Items from a data source
Content starts

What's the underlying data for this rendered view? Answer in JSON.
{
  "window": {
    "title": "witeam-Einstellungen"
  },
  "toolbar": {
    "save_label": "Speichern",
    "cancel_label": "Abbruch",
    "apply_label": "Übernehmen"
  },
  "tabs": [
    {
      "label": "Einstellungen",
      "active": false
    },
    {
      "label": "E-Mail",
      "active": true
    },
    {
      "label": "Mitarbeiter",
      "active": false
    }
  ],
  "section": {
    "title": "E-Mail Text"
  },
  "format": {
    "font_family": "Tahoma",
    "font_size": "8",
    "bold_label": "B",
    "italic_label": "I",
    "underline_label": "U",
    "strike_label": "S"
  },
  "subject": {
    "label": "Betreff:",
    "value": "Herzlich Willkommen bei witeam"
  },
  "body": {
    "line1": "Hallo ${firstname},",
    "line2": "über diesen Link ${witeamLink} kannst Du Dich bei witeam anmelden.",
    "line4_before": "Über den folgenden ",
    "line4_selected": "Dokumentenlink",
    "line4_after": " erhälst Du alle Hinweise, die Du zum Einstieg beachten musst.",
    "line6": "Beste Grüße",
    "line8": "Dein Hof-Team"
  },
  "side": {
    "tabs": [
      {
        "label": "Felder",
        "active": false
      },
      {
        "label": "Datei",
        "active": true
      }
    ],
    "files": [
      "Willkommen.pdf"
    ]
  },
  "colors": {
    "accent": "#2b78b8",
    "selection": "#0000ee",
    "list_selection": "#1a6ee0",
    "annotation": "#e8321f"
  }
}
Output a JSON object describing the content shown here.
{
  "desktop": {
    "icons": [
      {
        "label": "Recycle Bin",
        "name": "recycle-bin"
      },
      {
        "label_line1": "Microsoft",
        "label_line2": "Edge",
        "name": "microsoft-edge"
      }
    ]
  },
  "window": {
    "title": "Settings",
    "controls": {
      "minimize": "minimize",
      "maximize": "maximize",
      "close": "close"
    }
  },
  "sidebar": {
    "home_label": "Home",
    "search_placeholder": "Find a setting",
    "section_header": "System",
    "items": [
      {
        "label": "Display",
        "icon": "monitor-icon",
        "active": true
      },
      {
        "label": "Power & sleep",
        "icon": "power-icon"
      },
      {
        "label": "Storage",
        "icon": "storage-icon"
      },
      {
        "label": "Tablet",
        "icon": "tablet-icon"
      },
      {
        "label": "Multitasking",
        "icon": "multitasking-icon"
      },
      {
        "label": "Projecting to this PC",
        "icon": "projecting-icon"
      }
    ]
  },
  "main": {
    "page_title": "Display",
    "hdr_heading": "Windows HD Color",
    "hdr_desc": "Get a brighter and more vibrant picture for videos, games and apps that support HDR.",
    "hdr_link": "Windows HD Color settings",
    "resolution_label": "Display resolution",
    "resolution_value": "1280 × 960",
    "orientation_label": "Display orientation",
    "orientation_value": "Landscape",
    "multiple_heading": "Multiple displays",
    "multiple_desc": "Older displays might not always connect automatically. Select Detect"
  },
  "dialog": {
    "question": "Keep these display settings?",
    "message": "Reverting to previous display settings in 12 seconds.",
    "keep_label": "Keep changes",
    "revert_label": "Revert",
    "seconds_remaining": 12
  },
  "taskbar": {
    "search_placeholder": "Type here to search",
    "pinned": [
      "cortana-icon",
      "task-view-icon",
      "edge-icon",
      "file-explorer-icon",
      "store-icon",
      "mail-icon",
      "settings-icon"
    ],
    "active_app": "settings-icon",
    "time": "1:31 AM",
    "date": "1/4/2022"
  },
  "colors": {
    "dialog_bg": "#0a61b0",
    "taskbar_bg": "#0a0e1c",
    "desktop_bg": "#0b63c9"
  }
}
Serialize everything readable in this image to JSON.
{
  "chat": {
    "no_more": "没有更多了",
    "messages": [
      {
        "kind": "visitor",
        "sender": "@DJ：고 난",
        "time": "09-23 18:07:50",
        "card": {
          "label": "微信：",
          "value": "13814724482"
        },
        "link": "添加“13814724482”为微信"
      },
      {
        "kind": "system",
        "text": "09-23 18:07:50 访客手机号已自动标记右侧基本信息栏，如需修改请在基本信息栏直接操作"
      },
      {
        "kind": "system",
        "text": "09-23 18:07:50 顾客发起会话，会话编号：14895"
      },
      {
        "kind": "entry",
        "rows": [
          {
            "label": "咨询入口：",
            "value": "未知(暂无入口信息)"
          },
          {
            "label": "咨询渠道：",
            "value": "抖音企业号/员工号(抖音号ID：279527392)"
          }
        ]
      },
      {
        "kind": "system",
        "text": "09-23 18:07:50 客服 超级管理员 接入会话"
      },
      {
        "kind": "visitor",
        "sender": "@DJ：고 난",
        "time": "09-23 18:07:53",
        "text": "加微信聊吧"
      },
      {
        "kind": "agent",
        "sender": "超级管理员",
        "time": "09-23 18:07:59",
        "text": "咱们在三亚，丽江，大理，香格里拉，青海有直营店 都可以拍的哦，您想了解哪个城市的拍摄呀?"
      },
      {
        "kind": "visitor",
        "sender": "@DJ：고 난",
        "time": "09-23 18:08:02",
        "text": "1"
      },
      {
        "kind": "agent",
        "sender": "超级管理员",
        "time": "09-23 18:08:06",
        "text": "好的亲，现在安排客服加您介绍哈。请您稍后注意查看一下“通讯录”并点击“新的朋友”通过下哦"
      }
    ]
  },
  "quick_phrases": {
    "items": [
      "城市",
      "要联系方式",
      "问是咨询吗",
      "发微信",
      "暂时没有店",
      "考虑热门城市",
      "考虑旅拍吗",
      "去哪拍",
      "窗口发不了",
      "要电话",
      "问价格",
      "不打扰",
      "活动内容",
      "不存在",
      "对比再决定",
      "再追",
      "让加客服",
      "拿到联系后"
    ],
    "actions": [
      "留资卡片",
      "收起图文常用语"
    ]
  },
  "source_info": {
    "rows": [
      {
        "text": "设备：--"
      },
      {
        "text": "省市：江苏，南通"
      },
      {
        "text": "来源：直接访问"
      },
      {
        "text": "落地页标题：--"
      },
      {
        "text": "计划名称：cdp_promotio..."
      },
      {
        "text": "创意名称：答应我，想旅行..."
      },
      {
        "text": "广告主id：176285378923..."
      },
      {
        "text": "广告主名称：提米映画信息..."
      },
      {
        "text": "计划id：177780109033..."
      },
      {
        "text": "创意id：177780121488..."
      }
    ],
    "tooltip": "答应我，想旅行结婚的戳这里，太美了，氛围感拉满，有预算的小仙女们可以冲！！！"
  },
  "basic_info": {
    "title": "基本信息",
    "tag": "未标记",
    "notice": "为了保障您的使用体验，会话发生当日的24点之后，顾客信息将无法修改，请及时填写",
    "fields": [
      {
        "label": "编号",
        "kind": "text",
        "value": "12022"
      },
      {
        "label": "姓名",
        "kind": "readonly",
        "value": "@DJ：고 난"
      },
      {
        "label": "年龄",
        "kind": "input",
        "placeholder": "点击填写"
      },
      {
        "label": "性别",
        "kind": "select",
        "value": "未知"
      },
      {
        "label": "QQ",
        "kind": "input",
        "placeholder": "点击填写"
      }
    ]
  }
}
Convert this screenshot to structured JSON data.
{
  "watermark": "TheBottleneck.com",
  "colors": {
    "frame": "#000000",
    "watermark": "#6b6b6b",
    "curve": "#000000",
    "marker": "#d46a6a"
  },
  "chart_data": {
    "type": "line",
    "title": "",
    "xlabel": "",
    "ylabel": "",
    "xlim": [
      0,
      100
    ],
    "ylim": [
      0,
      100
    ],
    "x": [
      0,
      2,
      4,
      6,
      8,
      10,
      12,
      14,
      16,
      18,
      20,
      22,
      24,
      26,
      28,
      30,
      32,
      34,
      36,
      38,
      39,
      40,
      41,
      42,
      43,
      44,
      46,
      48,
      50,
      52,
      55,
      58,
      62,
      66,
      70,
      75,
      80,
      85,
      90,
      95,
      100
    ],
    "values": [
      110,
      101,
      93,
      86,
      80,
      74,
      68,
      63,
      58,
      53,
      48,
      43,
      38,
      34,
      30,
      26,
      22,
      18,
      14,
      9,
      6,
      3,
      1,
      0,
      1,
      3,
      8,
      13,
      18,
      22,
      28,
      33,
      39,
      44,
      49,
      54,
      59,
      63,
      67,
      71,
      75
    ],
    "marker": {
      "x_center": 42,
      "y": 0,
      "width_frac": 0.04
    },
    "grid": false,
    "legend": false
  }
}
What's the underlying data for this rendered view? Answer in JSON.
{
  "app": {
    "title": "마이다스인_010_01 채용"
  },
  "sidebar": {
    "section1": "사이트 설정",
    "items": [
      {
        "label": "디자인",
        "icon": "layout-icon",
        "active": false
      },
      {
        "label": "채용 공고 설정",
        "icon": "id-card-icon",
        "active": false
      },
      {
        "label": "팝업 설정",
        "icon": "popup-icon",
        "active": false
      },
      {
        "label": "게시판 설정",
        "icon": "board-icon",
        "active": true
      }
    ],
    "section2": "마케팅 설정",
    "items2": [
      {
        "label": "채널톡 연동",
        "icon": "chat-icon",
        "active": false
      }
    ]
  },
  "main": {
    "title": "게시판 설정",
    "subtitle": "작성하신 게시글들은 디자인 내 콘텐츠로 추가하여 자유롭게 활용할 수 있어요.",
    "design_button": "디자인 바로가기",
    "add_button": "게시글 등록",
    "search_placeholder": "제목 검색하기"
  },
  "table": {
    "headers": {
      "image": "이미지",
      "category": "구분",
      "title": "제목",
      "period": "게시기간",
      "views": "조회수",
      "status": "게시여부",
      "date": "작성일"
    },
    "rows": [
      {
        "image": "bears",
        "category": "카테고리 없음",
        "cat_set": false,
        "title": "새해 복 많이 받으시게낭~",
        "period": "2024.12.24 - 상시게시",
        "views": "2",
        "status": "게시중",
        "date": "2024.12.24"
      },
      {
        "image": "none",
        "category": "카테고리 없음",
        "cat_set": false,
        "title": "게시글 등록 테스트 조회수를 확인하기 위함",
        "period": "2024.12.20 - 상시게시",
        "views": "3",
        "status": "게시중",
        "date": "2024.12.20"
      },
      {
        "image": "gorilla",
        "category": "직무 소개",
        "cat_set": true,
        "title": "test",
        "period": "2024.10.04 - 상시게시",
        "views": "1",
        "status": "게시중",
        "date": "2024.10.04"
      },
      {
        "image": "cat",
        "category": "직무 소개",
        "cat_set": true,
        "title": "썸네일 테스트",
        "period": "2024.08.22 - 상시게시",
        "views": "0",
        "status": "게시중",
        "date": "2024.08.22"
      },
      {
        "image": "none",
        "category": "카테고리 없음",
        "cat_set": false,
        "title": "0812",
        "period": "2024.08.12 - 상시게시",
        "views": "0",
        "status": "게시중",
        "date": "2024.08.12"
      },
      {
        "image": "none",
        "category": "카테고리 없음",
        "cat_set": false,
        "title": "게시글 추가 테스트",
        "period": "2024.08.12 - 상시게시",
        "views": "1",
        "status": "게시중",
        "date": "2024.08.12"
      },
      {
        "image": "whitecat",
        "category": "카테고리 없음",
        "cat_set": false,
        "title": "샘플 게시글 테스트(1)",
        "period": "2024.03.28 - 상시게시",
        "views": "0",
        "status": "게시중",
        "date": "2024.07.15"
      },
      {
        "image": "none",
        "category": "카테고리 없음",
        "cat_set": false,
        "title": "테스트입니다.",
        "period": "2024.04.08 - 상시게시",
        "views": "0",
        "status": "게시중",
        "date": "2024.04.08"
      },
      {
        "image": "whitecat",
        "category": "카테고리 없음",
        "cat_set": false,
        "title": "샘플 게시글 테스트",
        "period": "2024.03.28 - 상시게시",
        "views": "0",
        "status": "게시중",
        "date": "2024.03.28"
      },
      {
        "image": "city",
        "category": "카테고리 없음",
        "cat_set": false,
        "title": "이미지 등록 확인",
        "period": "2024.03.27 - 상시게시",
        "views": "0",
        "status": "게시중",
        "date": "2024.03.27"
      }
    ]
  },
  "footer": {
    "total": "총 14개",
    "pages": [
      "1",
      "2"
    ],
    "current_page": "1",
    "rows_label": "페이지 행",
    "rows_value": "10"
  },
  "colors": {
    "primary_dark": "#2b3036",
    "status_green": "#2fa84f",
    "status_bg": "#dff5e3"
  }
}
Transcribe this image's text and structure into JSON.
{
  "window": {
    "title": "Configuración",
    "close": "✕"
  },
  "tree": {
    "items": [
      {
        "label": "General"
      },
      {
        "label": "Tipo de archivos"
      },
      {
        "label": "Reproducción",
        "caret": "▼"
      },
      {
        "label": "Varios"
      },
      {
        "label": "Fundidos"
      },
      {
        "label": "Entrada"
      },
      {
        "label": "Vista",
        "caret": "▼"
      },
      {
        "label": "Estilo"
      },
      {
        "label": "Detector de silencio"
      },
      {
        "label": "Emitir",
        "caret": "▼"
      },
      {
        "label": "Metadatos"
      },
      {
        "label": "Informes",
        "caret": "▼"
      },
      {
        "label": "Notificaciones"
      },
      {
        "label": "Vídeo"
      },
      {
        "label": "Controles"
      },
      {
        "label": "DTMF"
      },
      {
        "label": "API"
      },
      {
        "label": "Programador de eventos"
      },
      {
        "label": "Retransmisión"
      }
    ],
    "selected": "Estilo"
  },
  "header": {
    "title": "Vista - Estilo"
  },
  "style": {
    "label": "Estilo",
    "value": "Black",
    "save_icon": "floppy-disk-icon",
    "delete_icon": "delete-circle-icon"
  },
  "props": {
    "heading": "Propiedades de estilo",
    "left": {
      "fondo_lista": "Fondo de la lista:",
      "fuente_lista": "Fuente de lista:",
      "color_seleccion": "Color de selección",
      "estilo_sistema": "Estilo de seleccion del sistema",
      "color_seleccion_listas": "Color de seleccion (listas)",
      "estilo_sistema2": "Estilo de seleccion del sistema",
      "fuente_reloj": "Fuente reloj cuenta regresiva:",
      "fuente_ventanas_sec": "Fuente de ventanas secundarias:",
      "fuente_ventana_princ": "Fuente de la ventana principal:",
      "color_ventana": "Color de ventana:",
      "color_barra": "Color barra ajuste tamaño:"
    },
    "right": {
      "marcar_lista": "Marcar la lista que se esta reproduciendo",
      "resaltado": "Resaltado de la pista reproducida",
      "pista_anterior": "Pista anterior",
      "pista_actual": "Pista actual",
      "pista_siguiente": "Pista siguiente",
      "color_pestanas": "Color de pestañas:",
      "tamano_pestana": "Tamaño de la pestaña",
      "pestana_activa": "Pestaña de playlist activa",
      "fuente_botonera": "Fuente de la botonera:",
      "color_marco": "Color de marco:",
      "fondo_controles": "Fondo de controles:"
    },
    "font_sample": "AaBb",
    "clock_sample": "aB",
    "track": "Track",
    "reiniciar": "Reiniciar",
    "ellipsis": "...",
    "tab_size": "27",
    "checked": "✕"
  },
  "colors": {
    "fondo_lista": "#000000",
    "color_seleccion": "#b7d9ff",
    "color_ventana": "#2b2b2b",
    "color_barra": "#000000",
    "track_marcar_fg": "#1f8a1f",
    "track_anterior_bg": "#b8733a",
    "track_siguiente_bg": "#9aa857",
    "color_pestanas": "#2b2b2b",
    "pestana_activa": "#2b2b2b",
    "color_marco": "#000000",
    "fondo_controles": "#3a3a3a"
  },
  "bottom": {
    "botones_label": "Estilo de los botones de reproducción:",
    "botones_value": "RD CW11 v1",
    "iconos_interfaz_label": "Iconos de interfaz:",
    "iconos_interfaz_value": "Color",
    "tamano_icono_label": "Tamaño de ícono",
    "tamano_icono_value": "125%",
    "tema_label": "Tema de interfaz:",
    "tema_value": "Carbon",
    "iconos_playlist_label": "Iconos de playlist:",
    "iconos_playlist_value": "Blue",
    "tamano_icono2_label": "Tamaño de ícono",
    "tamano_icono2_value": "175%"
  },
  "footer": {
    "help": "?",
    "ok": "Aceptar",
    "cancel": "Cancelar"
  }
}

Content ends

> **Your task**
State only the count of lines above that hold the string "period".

> **Task result**
11